During his recent visit to Moscow for attending the annual Gaidar Forum housed by the Russian Presidential Academy of National Economy and Public Administration, Timothy S. Mescon, Executive Vice President and Chief Officer for Europe, Middle East and Africa at the Association to Advance Collegiate Schools of Business, met with Invest Foresight, the forum’s strategic media partner, to share his views of the modern trends in higher education.
“The Gaidar Forum is a fantastic mix of participants providing unique perspectives on business education. The sessions are always very crowded, they ensure good interchange with the audience and provide a lot of interesting information,” Mr Mescon pointed out. “I have a pleasure of frequently coming to Moscow, St Petersburg, Nizhny Novgorod, Kazan and Yekaterinburg and there I visit wonderful and impressive faculties in business schools across this great country.
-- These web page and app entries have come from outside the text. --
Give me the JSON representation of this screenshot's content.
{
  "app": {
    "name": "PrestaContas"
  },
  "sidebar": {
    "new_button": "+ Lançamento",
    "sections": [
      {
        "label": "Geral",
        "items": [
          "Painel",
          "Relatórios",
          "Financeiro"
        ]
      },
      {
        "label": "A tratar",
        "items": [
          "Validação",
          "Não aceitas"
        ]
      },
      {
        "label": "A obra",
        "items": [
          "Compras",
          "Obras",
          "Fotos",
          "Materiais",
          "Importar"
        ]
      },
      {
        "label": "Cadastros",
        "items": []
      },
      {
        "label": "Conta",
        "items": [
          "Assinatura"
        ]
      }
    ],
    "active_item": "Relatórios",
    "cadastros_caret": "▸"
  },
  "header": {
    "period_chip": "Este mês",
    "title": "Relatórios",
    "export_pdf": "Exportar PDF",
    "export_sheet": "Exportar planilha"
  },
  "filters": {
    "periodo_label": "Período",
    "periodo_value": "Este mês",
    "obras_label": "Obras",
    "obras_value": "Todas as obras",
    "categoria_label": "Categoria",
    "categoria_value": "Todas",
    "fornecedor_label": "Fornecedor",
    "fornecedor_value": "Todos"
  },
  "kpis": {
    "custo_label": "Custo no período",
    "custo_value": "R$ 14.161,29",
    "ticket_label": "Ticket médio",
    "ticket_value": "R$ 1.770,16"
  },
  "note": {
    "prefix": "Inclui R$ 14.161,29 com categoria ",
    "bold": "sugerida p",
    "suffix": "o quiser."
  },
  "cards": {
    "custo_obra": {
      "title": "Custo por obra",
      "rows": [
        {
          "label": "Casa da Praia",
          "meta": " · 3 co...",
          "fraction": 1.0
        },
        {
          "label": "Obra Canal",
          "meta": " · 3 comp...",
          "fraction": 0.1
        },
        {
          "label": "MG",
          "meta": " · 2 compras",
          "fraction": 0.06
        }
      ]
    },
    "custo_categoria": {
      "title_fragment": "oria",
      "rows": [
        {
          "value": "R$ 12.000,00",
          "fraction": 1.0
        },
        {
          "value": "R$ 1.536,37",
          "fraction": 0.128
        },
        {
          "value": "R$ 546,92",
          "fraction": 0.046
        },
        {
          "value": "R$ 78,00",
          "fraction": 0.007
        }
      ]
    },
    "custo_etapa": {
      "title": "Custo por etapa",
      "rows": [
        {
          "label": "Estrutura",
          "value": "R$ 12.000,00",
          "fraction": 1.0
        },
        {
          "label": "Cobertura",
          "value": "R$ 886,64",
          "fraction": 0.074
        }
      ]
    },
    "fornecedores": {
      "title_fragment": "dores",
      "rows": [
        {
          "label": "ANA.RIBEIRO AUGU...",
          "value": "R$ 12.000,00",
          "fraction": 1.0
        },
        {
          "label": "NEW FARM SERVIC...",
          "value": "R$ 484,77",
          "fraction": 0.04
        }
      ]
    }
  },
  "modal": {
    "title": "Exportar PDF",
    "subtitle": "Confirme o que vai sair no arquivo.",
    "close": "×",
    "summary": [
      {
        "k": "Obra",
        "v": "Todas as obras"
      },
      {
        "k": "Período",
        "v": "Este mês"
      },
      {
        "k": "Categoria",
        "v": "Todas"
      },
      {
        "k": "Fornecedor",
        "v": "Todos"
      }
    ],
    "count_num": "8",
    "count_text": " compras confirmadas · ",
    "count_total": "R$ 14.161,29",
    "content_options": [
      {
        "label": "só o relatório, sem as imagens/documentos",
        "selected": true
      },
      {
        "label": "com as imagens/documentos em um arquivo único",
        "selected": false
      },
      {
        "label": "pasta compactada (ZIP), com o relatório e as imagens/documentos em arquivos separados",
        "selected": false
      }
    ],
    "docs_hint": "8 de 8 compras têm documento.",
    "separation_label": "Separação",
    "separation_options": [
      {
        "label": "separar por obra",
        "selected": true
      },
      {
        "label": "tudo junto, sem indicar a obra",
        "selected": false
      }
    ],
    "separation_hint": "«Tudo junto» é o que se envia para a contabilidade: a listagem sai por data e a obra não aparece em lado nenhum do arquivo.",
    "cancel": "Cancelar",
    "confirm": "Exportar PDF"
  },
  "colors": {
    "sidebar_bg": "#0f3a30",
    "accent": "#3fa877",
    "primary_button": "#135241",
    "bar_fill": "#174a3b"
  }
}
There is a growing interest in Russia. We have good membership across the country and in the last six months we accredited the very first Russian business school, IBS at RANEPA. I am also especially proud that the dean of IBS and Vice Rector of RANEPA, Sergey Myasoedov, is on the AACSB Board of Directors as well. So the country is well represented and we see a really growing interest in accreditation, in our work with schools across the country.”
As Timothy Mescon noted, among numerous challenges for high quality education, “There is a very important issue of access. The question is not just Russian, it’s a global issue of access to higher education. It becomes a very critical concern for young people today. First of all, across Europe, generally speaking, higher education is both affordable and accessible for great numbers of the population. As importantly, many providers of higher education in general and business education in particular, are not only offering face-to-face traditional classroom instruction, but are also offering digital online options as well.”
The situation may differ in various regions. Yet Mr Mescon gave an example. “This week I was in Nigeria with population of 200 million people,” he said. “Surprisingly, 87% of the population of that country have access to mobile technology. So one of the real challenges for educators today is to focus not just on delivering courses, or programs, or modules to a distant or a tablet, but, more importantly now for accessibility, to a smartphone. And this whole area of mircolearning when education is delivered to smart devices, is really the future of mobile delivery, because that’s the platform which is universally available in many places. On the other hand, I visit faculties in developing countries, and I go to an auditorium and sit in a lecture with four thousand students. These are countries that do the best they can, but that can not be effective. If you are a young person sitting in the back of that auditorium, that’s impossible. So we’ve got to experiment with all the modes of delivery to provide access. The question is not just whether you can afford it, can you pay for it, but is it in a manner where you can actually learn appropriately?”
“Education technologies is a hot topic,” he believes. “Yet we are talking about everything from the microlearning, from delivery to a smartphone, to artificial intelligence, augmented reality, virtual reality and maybe everything in between and lots of variations of them. The reality is, interestingly, in much of Europe, there is not a lot of delivery outside of the traditional face-to-face instruction. Europe is being very cautious with leveraging digital technologies. That’s why you do have schools like the Open University in the UK with over 200,000 students, all virtual, but in many traditional institutions they say no, you must come to the university, you must sit in the classroom, and we’ll lecture. The reality is, the marketplace is changing, and higher education also must change.”
“Few years ago, the dean at Harvard business school said, we will never ever deliver educational programs digitally as education is about face to face. Yet today, what’s called HBS Online, is one of the fastest-growing educational enterprises in the world – and it’s all about digital delivery. So the reality is, universities, business schools, faculties will embrace technology at different pace and in different times – in times that they think are right for them – and sometimes, it’s because they have to. I visited a school recently in Cyprus, in Nicosia. It’s a small country in a remote region of Europe, so how should they grow? They felt the only way to grow is digital, so they developed a Masters program in fintech around cryptocurrency, and now they have thousands of students around the world studying at the University of Nicosia in Cyprus which they may never visit, may never see the campus, but they’ll earn Master’s degrees or professional credentials because they focused on this one area. So it’s different for different schools and it will come at a different pace, but you can not ignore technology,” Timothy Mescon stressed. “It’s here and it’s coming faster and faster, it’s becoming more and more sophisticated – and we need to embrace it.”